[Extracted records]
------------------------

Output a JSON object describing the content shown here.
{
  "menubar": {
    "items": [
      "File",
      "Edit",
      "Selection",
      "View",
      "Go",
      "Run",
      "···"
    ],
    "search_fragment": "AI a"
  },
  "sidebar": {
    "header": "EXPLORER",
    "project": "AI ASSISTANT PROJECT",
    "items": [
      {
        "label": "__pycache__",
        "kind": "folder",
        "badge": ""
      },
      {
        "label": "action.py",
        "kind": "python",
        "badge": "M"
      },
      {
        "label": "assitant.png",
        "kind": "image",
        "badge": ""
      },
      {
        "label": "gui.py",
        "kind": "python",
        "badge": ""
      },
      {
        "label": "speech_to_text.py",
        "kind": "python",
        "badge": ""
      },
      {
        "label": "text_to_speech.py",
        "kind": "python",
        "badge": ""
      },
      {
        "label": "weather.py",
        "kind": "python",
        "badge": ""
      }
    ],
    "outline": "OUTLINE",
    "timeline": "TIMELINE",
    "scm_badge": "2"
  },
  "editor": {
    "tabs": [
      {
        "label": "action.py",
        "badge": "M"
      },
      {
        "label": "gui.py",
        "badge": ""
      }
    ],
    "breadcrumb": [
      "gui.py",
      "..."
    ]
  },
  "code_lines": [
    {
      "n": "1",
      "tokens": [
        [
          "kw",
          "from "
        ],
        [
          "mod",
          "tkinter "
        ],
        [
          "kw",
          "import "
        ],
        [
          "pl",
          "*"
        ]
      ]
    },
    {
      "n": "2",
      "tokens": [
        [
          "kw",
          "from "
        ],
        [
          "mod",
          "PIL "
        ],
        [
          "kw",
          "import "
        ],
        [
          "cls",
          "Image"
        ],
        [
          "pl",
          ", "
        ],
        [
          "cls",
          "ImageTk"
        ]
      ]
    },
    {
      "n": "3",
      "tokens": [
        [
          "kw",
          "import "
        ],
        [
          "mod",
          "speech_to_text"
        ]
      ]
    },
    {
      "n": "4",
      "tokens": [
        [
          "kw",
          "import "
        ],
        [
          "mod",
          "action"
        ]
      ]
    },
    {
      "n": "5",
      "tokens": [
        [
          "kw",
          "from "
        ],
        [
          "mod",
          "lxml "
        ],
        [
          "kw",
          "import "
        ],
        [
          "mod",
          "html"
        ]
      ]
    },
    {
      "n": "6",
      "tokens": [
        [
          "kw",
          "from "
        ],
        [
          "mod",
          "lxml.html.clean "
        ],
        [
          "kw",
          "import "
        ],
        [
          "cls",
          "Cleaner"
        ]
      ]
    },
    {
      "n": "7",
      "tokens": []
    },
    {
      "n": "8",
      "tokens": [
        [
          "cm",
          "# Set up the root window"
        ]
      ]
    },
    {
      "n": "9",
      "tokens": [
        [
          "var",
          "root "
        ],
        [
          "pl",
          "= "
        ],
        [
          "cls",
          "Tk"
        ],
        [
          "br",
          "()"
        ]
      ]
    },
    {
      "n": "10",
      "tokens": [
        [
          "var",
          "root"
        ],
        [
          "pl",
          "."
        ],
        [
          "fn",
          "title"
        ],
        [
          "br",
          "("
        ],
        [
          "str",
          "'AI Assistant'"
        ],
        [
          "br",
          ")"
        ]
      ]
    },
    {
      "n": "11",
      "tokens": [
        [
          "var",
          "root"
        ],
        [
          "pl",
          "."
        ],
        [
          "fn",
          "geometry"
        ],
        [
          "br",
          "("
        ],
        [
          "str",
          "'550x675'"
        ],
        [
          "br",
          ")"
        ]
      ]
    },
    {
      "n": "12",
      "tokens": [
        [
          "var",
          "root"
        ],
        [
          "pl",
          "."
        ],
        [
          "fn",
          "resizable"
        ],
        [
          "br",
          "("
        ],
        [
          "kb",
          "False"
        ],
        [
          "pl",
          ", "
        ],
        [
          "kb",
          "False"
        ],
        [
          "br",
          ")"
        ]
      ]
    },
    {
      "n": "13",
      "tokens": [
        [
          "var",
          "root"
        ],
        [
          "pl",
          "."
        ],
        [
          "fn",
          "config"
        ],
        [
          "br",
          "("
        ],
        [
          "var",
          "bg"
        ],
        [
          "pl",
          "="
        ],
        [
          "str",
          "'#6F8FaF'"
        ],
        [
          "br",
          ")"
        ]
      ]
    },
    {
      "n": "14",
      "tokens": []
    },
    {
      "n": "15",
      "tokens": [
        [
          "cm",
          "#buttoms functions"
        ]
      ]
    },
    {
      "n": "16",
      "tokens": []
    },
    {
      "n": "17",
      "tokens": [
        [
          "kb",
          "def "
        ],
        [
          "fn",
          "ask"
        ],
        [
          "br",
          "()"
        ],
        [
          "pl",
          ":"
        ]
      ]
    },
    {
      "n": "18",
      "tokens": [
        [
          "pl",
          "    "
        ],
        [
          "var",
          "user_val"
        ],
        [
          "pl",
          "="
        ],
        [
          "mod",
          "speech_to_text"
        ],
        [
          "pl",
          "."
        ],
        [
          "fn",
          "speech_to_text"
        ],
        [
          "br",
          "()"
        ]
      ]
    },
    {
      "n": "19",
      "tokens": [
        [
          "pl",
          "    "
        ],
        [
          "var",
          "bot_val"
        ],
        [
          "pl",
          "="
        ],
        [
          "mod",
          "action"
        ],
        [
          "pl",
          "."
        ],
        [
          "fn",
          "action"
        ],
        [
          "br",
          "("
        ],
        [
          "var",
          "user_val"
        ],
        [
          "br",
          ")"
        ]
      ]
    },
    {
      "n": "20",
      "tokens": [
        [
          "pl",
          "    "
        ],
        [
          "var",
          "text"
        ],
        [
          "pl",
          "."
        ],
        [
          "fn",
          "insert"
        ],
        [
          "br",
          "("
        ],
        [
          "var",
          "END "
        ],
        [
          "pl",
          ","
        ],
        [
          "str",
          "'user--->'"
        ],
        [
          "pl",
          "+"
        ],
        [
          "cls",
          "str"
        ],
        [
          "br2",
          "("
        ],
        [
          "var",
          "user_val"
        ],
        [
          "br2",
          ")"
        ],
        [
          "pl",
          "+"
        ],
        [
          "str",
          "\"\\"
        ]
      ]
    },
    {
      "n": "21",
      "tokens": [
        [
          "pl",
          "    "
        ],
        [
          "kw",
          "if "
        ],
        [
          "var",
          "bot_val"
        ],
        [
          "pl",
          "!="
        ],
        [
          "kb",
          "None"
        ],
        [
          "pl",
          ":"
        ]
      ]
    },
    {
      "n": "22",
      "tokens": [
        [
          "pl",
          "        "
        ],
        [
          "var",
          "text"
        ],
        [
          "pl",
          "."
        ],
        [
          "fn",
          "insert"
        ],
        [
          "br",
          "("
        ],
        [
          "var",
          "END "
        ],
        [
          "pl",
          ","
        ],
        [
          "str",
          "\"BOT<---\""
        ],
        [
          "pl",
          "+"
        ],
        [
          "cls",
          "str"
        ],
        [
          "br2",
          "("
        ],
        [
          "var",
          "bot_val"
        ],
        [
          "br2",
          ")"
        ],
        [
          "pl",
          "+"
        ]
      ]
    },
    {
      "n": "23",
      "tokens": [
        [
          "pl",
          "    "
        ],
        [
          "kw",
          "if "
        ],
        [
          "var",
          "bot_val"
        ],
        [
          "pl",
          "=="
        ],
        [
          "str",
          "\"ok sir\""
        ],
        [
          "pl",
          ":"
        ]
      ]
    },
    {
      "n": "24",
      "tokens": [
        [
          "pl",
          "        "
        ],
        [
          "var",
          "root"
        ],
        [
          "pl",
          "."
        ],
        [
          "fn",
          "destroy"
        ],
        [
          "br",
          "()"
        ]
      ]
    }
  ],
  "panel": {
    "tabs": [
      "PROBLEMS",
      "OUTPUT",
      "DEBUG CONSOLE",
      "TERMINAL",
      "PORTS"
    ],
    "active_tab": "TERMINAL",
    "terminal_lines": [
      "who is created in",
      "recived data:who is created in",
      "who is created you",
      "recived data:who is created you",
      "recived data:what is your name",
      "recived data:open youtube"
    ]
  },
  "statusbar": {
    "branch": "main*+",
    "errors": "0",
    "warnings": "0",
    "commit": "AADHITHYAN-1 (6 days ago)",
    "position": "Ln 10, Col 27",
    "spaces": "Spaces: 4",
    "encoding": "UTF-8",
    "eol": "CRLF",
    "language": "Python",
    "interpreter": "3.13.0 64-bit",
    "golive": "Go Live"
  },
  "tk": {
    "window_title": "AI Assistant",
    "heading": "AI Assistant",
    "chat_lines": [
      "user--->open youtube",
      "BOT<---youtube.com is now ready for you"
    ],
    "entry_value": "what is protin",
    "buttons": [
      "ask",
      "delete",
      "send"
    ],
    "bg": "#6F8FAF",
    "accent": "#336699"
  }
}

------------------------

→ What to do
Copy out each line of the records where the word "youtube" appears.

→ Result for this task
      "recived data:open youtube"
      "user--->open youtube",
      "BOT<---youtube.com is now ready for you"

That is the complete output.